Lager drinkers can thank the birds for their favorite tipple. That is the conclusion of US scientists who say the yeast involved in making their beloved amber nectar could have been spread round the planet by migrating birds.
The work, by researchers at the University of Wisconsin-Madison, follows up on the 2011 discovery that a component of the yeast used to make cold-brewed beers came from Patagonia, in South America.
Lager was first made by monks in Bavaria 500 years ago, using a yeast that has since been shown to be a hybrid of European yeast and another yeast.
It was this latter yeast that was traced three years ago to colonies found in trees in Patagonia — a region located at the southern end of South America shared by Argentina and Chile.
The discovery raised a critical question: How did that yeast make it from South America to Europe, a 11,300km journey, and there form a hybrid with an old world version?
When the discovery of the Patagonian link was announced most speculation focused on the idea that the yeast could have arrived in the timbers of boats of early traders to and from South America.
However, new research by professor Chris Hittinger, published in Molecular Ecology, indicates that this scenario now looks unlikely.
The timing does not fit he says.
“We have found two distinct, well-established populations of the Patagonia yeast, Saccharomyces eubayanus,” Hittinger said.
“The yeasts live in trees, which seem to provide everything they need.

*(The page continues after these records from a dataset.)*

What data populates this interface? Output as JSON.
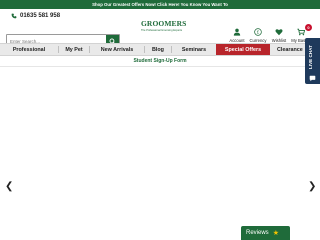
{
  "topbar": {
    "text": "Shop Our Greatest Offers Now! Click Here! You Know You Want To"
  },
  "header": {
    "phone": "01635 581 958",
    "logo": {
      "name": "GROOMERS",
      "tagline": "The Professional Grooming Experts"
    },
    "search_placeholder": "Enter Search...",
    "account_label": "Account",
    "currency_label": "Currency",
    "currency_symbol": "£",
    "wishlist_label": "Wishlist",
    "basket_label": "My Basket",
    "basket_count": "0"
  },
  "nav": {
    "items": [
      "Professional",
      "My Pet",
      "New Arrivals",
      "Blog",
      "Seminars",
      "Special Offers",
      "Clearance"
    ]
  },
  "subline": "Student Sign-Up Form",
  "livechat": {
    "label": "LIVE CHAT"
  },
  "reviews": {
    "label": "Reviews",
    "star": "★"
  },
  "carousel": {
    "prev": "❮",
    "next": "❯"
  },
  "colors": {
    "brand_green": "#1f6b3a",
    "special_red": "#b8252b",
    "chat_navy": "#1f3a5c",
    "badge_red": "#c8102e"
  }
}
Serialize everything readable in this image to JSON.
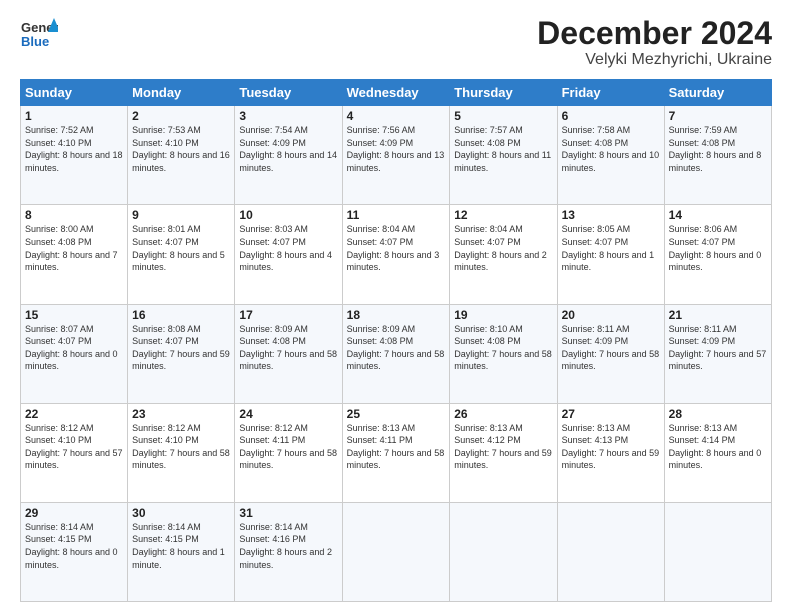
{
  "header": {
    "logo_line1": "General",
    "logo_line2": "Blue",
    "title": "December 2024",
    "subtitle": "Velyki Mezhyrichi, Ukraine"
  },
  "calendar": {
    "days_of_week": [
      "Sunday",
      "Monday",
      "Tuesday",
      "Wednesday",
      "Thursday",
      "Friday",
      "Saturday"
    ],
    "weeks": [
      [
        {
          "day": "1",
          "info": "Sunrise: 7:52 AM\nSunset: 4:10 PM\nDaylight: 8 hours and 18 minutes."
        },
        {
          "day": "2",
          "info": "Sunrise: 7:53 AM\nSunset: 4:10 PM\nDaylight: 8 hours and 16 minutes."
        },
        {
          "day": "3",
          "info": "Sunrise: 7:54 AM\nSunset: 4:09 PM\nDaylight: 8 hours and 14 minutes."
        },
        {
          "day": "4",
          "info": "Sunrise: 7:56 AM\nSunset: 4:09 PM\nDaylight: 8 hours and 13 minutes."
        },
        {
          "day": "5",
          "info": "Sunrise: 7:57 AM\nSunset: 4:08 PM\nDaylight: 8 hours and 11 minutes."
        },
        {
          "day": "6",
          "info": "Sunrise: 7:58 AM\nSunset: 4:08 PM\nDaylight: 8 hours and 10 minutes."
        },
        {
          "day": "7",
          "info": "Sunrise: 7:59 AM\nSunset: 4:08 PM\nDaylight: 8 hours and 8 minutes."
        }
      ],
      [
        {
          "day": "8",
          "info": "Sunrise: 8:00 AM\nSunset: 4:08 PM\nDaylight: 8 hours and 7 minutes."
        },
        {
          "day": "9",
          "info": "Sunrise: 8:01 AM\nSunset: 4:07 PM\nDaylight: 8 hours and 5 minutes."
        },
        {
          "day": "10",
          "info": "Sunrise: 8:03 AM\nSunset: 4:07 PM\nDaylight: 8 hours and 4 minutes."
        },
        {
          "day": "11",
          "info": "Sunrise: 8:04 AM\nSunset: 4:07 PM\nDaylight: 8 hours and 3 minutes."
        },
        {
          "day": "12",
          "info": "Sunrise: 8:04 AM\nSunset: 4:07 PM\nDaylight: 8 hours and 2 minutes."
        },
        {
          "day": "13",
          "info": "Sunrise: 8:05 AM\nSunset: 4:07 PM\nDaylight: 8 hours and 1 minute."
        },
        {
          "day": "14",
          "info": "Sunrise: 8:06 AM\nSunset: 4:07 PM\nDaylight: 8 hours and 0 minutes."
        }
      ],
      [
        {
          "day": "15",
          "info": "Sunrise: 8:07 AM\nSunset: 4:07 PM\nDaylight: 8 hours and 0 minutes."
        },
        {
          "day": "16",
          "info": "Sunrise: 8:08 AM\nSunset: 4:07 PM\nDaylight: 7 hours and 59 minutes."
        },
        {
          "day": "17",
          "info": "Sunrise: 8:09 AM\nSunset: 4:08 PM\nDaylight: 7 hours and 58 minutes."
        },
        {
          "day": "18",
          "info": "Sunrise: 8:09 AM\nSunset: 4:08 PM\nDaylight: 7 hours and 58 minutes."
        },
        {
          "day": "19",
          "info": "Sunrise: 8:10 AM\nSunset: 4:08 PM\nDaylight: 7 hours and 58 minutes."
        },
        {
          "day": "20",
          "info": "Sunrise: 8:11 AM\nSunset: 4:09 PM\nDaylight: 7 hours and 58 minutes."
        },
        {
          "day": "21",
          "info": "Sunrise: 8:11 AM\nSunset: 4:09 PM\nDaylight: 7 hours and 57 minutes."
        }
      ],
      [
        {
          "day": "22",
          "info": "Sunrise: 8:12 AM\nSunset: 4:10 PM\nDaylight: 7 hours and 57 minutes."
        },
        {
          "day": "23",
          "info": "Sunrise: 8:12 AM\nSunset: 4:10 PM\nDaylight: 7 hours and 58 minutes."
        },
        {
          "day": "24",
          "info": "Sunrise: 8:12 AM\nSunset: 4:11 PM\nDaylight: 7 hours and 58 minutes."
        },
        {
          "day": "25",
          "info": "Sunrise: 8:13 AM\nSunset: 4:11 PM\nDaylight: 7 hours and 58 minutes."
        },
        {
          "day": "26",
          "info": "Sunrise: 8:13 AM\nSunset: 4:12 PM\nDaylight: 7 hours and 59 minutes."
        },
        {
          "day": "27",
          "info": "Sunrise: 8:13 AM\nSunset: 4:13 PM\nDaylight: 7 hours and 59 minutes."
        },
        {
          "day": "28",
          "info": "Sunrise: 8:13 AM\nSunset: 4:14 PM\nDaylight: 8 hours and 0 minutes."
        }
      ],
      [
        {
          "day": "29",
          "info": "Sunrise: 8:14 AM\nSunset: 4:15 PM\nDaylight: 8 hours and 0 minutes."
        },
        {
          "day": "30",
          "info": "Sunrise: 8:14 AM\nSunset: 4:15 PM\nDaylight: 8 hours and 1 minute."
        },
        {
          "day": "31",
          "info": "Sunrise: 8:14 AM\nSunset: 4:16 PM\nDaylight: 8 hours and 2 minutes."
        },
        null,
        null,
        null,
        null
      ]
    ]
  }
}
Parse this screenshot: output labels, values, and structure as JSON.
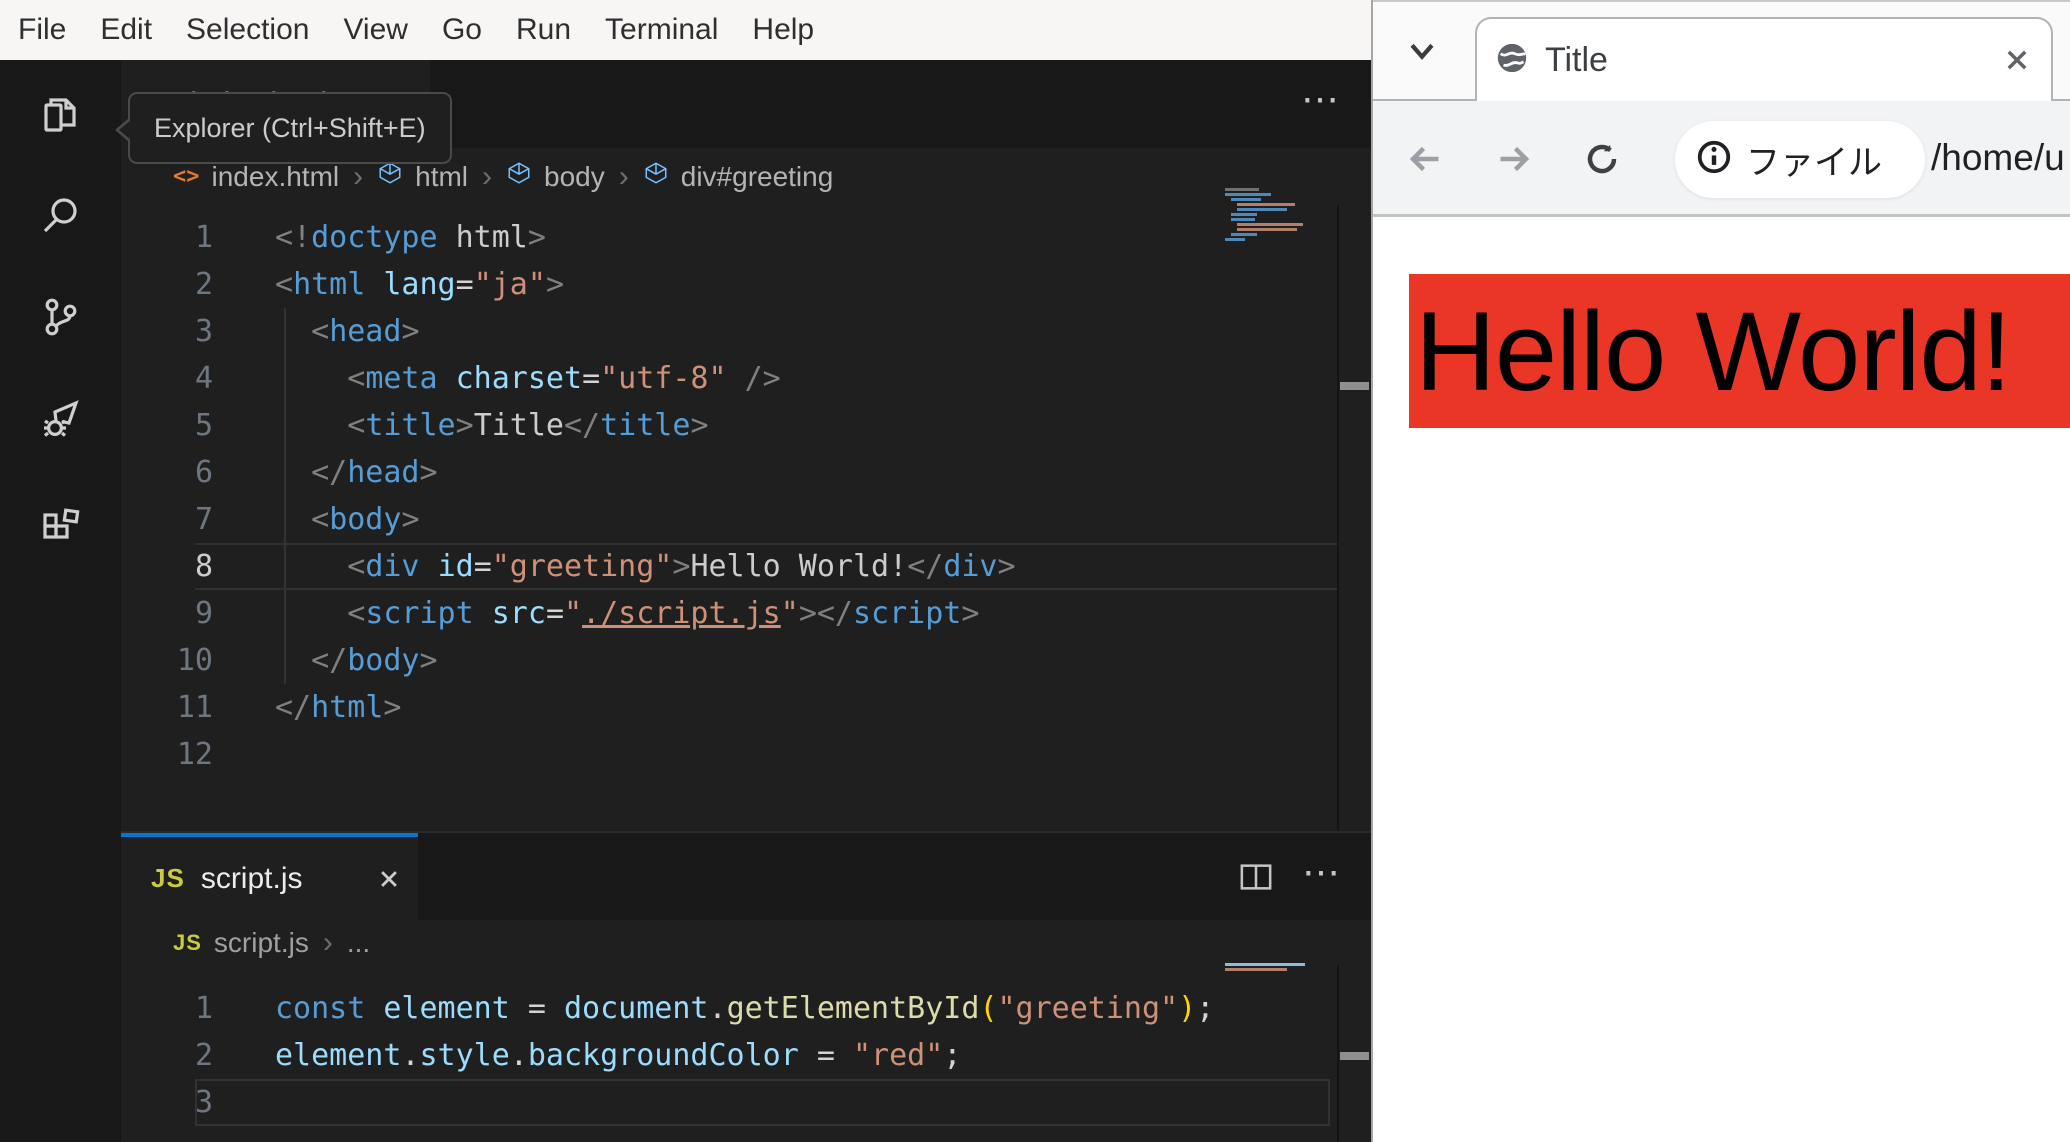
{
  "colors": {
    "accent_blue": "#0078d4",
    "greeting_red": "#ea3627",
    "editor_bg": "#1f1f1f",
    "activitybar_bg": "#181818"
  },
  "vscode": {
    "menu": {
      "items": [
        "File",
        "Edit",
        "Selection",
        "View",
        "Go",
        "Run",
        "Terminal",
        "Help"
      ]
    },
    "activity_bar": {
      "tooltip": "Explorer (Ctrl+Shift+E)",
      "icons": [
        "explorer-icon",
        "search-icon",
        "source-control-icon",
        "run-debug-icon",
        "extensions-icon"
      ]
    },
    "editor1": {
      "tab": {
        "label": "index.html"
      },
      "actions": {
        "more": "⋯"
      },
      "breadcrumb": {
        "file": "index.html",
        "path": [
          "html",
          "body",
          "div#greeting"
        ]
      },
      "current_line": 8,
      "lines": [
        {
          "n": "1",
          "tokens": [
            [
              "punct",
              "<!"
            ],
            [
              "tag",
              "doctype"
            ],
            [
              "fg",
              " html"
            ],
            [
              "punct",
              ">"
            ]
          ]
        },
        {
          "n": "2",
          "tokens": [
            [
              "punct",
              "<"
            ],
            [
              "tag",
              "html"
            ],
            [
              "fg",
              " "
            ],
            [
              "attr",
              "lang"
            ],
            [
              "op",
              "="
            ],
            [
              "str",
              "\"ja\""
            ],
            [
              "punct",
              ">"
            ]
          ]
        },
        {
          "n": "3",
          "tokens": [
            [
              "fg",
              "  "
            ],
            [
              "punct",
              "<"
            ],
            [
              "tag",
              "head"
            ],
            [
              "punct",
              ">"
            ]
          ]
        },
        {
          "n": "4",
          "tokens": [
            [
              "fg",
              "    "
            ],
            [
              "punct",
              "<"
            ],
            [
              "tag",
              "meta"
            ],
            [
              "fg",
              " "
            ],
            [
              "attr",
              "charset"
            ],
            [
              "op",
              "="
            ],
            [
              "str",
              "\"utf-8\""
            ],
            [
              "fg",
              " "
            ],
            [
              "punct",
              "/>"
            ]
          ]
        },
        {
          "n": "5",
          "tokens": [
            [
              "fg",
              "    "
            ],
            [
              "punct",
              "<"
            ],
            [
              "tag",
              "title"
            ],
            [
              "punct",
              ">"
            ],
            [
              "fg",
              "Title"
            ],
            [
              "punct",
              "</"
            ],
            [
              "tag",
              "title"
            ],
            [
              "punct",
              ">"
            ]
          ]
        },
        {
          "n": "6",
          "tokens": [
            [
              "fg",
              "  "
            ],
            [
              "punct",
              "</"
            ],
            [
              "tag",
              "head"
            ],
            [
              "punct",
              ">"
            ]
          ]
        },
        {
          "n": "7",
          "tokens": [
            [
              "fg",
              "  "
            ],
            [
              "punct",
              "<"
            ],
            [
              "tag",
              "body"
            ],
            [
              "punct",
              ">"
            ]
          ]
        },
        {
          "n": "8",
          "tokens": [
            [
              "fg",
              "    "
            ],
            [
              "punct",
              "<"
            ],
            [
              "tag",
              "div"
            ],
            [
              "fg",
              " "
            ],
            [
              "attr",
              "id"
            ],
            [
              "op",
              "="
            ],
            [
              "str",
              "\"greeting\""
            ],
            [
              "punct",
              ">"
            ],
            [
              "fg",
              "Hello World!"
            ],
            [
              "punct",
              "</"
            ],
            [
              "tag",
              "div"
            ],
            [
              "punct",
              ">"
            ]
          ]
        },
        {
          "n": "9",
          "tokens": [
            [
              "fg",
              "    "
            ],
            [
              "punct",
              "<"
            ],
            [
              "tag",
              "script"
            ],
            [
              "fg",
              " "
            ],
            [
              "attr",
              "src"
            ],
            [
              "op",
              "="
            ],
            [
              "str",
              "\""
            ],
            [
              "strlink",
              "./script.js"
            ],
            [
              "str",
              "\""
            ],
            [
              "punct",
              ">"
            ],
            [
              "punct",
              "</"
            ],
            [
              "tag",
              "script"
            ],
            [
              "punct",
              ">"
            ]
          ]
        },
        {
          "n": "10",
          "tokens": [
            [
              "fg",
              "  "
            ],
            [
              "punct",
              "</"
            ],
            [
              "tag",
              "body"
            ],
            [
              "punct",
              ">"
            ]
          ]
        },
        {
          "n": "11",
          "tokens": [
            [
              "punct",
              "</"
            ],
            [
              "tag",
              "html"
            ],
            [
              "punct",
              ">"
            ]
          ]
        },
        {
          "n": "12",
          "tokens": []
        }
      ]
    },
    "editor2": {
      "tab": {
        "label": "script.js"
      },
      "actions": {
        "more": "⋯"
      },
      "breadcrumb": {
        "file": "script.js",
        "tail": "..."
      },
      "current_line": 3,
      "lines": [
        {
          "n": "1",
          "tokens": [
            [
              "kw",
              "const"
            ],
            [
              "var",
              " element"
            ],
            [
              "op",
              " = "
            ],
            [
              "var",
              "document"
            ],
            [
              "op",
              "."
            ],
            [
              "fn",
              "getElementById"
            ],
            [
              "paren",
              "("
            ],
            [
              "str",
              "\"greeting\""
            ],
            [
              "paren",
              ")"
            ],
            [
              "op",
              ";"
            ]
          ]
        },
        {
          "n": "2",
          "tokens": [
            [
              "var",
              "element"
            ],
            [
              "op",
              "."
            ],
            [
              "var",
              "style"
            ],
            [
              "op",
              "."
            ],
            [
              "var",
              "backgroundColor"
            ],
            [
              "op",
              " = "
            ],
            [
              "str",
              "\"red\""
            ],
            [
              "op",
              ";"
            ]
          ]
        },
        {
          "n": "3",
          "tokens": []
        }
      ]
    }
  },
  "browser": {
    "tab": {
      "title": "Title"
    },
    "toolbar": {
      "chip_label": "ファイル",
      "url": "/home/u"
    },
    "page": {
      "greeting": "Hello World!"
    }
  }
}
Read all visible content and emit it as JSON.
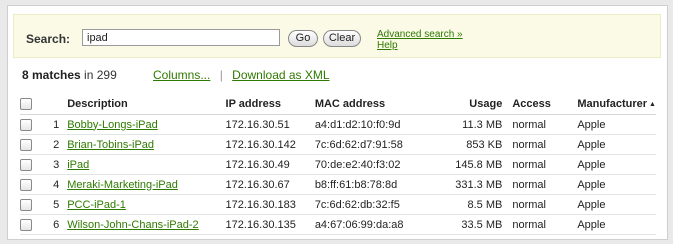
{
  "search": {
    "label": "Search:",
    "value": "ipad",
    "go_label": "Go",
    "clear_label": "Clear",
    "advanced_label": "Advanced search »",
    "help_label": "Help"
  },
  "results": {
    "count": "8 matches",
    "suffix": "in 299",
    "columns_link": "Columns...",
    "download_link": "Download as XML"
  },
  "table": {
    "headers": {
      "description": "Description",
      "ip": "IP address",
      "mac": "MAC address",
      "usage": "Usage",
      "access": "Access",
      "manufacturer": "Manufacturer"
    },
    "sort_icon": "▲",
    "rows": [
      {
        "num": "1",
        "description": "Bobby-Longs-iPad",
        "ip": "172.16.30.51",
        "mac": "a4:d1:d2:10:f0:9d",
        "usage": "11.3 MB",
        "access": "normal",
        "manufacturer": "Apple"
      },
      {
        "num": "2",
        "description": "Brian-Tobins-iPad",
        "ip": "172.16.30.142",
        "mac": "7c:6d:62:d7:91:58",
        "usage": "853 KB",
        "access": "normal",
        "manufacturer": "Apple"
      },
      {
        "num": "3",
        "description": "iPad",
        "ip": "172.16.30.49",
        "mac": "70:de:e2:40:f3:02",
        "usage": "145.8 MB",
        "access": "normal",
        "manufacturer": "Apple"
      },
      {
        "num": "4",
        "description": "Meraki-Marketing-iPad",
        "ip": "172.16.30.67",
        "mac": "b8:ff:61:b8:78:8d",
        "usage": "331.3 MB",
        "access": "normal",
        "manufacturer": "Apple"
      },
      {
        "num": "5",
        "description": "PCC-iPad-1",
        "ip": "172.16.30.183",
        "mac": "7c:6d:62:db:32:f5",
        "usage": "8.5 MB",
        "access": "normal",
        "manufacturer": "Apple"
      },
      {
        "num": "6",
        "description": "Wilson-John-Chans-iPad-2",
        "ip": "172.16.30.135",
        "mac": "a4:67:06:99:da:a8",
        "usage": "33.5 MB",
        "access": "normal",
        "manufacturer": "Apple"
      }
    ]
  }
}
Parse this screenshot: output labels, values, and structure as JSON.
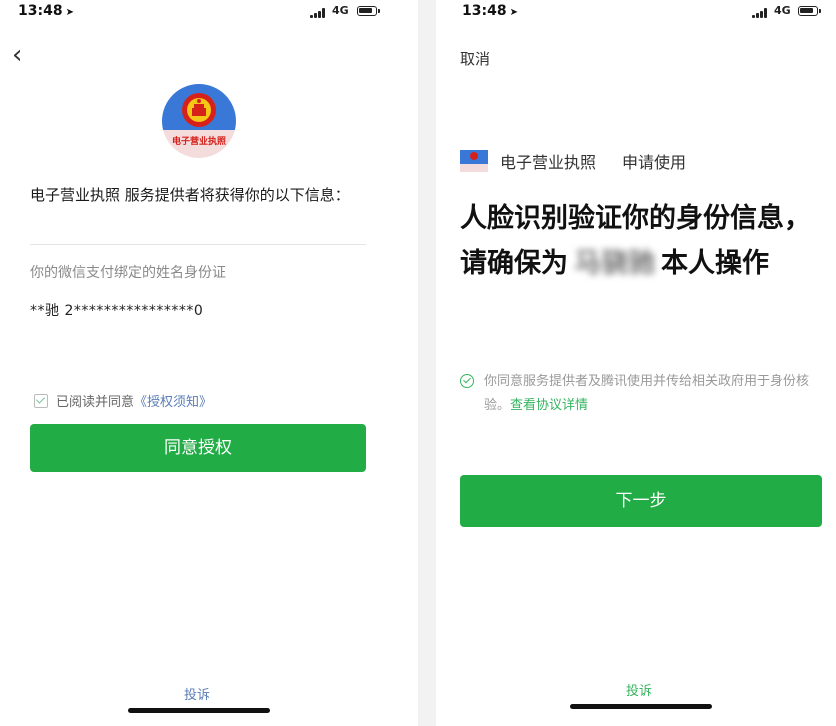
{
  "left": {
    "status": {
      "time": "13:48",
      "network": "4G"
    },
    "emblem_text": "电子营业执照",
    "heading": "电子营业执照 服务提供者将获得你的以下信息：",
    "info_label": "你的微信支付绑定的姓名身份证",
    "info_value": "**驰 2****************0",
    "agree_prefix": "已阅读并同意",
    "agree_link": "《授权须知》",
    "agree_button": "同意授权",
    "complaint": "投诉"
  },
  "right": {
    "status": {
      "time": "13:48",
      "network": "4G"
    },
    "cancel": "取消",
    "app_name": "电子营业执照",
    "app_action": "申请使用",
    "title_part1": "人脸识别验证你的身份信息，请确保为",
    "blurred_name": "马骁驰",
    "title_part2": "本人操作",
    "consent_text": "你同意服务提供者及腾讯使用并传给相关政府用于身份核验。",
    "consent_link": "查看协议详情",
    "next_button": "下一步",
    "complaint": "投诉"
  },
  "colors": {
    "primary_green": "#22ac45",
    "link_green": "#35b560",
    "link_blue": "#5a7db7"
  },
  "icons": [
    "navigation-icon",
    "signal-icon",
    "battery-icon",
    "back-chevron-icon",
    "national-emblem-icon",
    "checkbox-icon",
    "circle-check-icon"
  ]
}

They are happy there [but occasionally, the yeast sends out colonists.] What we think is happening is that well-established, genetically diverse populations are sending migrants round the world,” Hittinger said.
One of these colonies has since been found in North America — at Sheboygan Indian Mound Park in Wisconsin — although the yeast exists there in very low concentrations. Hittinger also believes another colony of Saccharomyces eubayanus was established in Europe.
“It may still exist today although we have tried very hard to find it without any success,” he said.
Thus the Wisconsin researchers speculate that a colony of the Patagonia yeast became established in Europe or the Middle East, most probably several thousand years ago.
The crucial point is that yeast from this colony later must have hybridized with European yeast and that hybrid was picked up by monks who were making beer in caves and cellars in Bavaria.
Their brews using the hybrid yeast ran at much lower temperatures and produced the crisper, lager-type beers for which the region has become famous — all thanks to an unexpected Patagonian import, researchers said.
“If I had to bet, I would lay money on migrating birds... There are well established migrations routes for birds from Patagonia to North America and from there are routes that could take it to Europe after that.” Hittinger said.
The crucial point is that it would only take a single cell of cold-adapted Saccharomyces eubayanus to survive the journey over the Atlantic.
From this, it could have grown and established a colony in Europe and then later formed a hybrid in Germany, researchers said.
The end result was the chilled, amber liquid that is now the most widely made and widely sold type of beer in the world.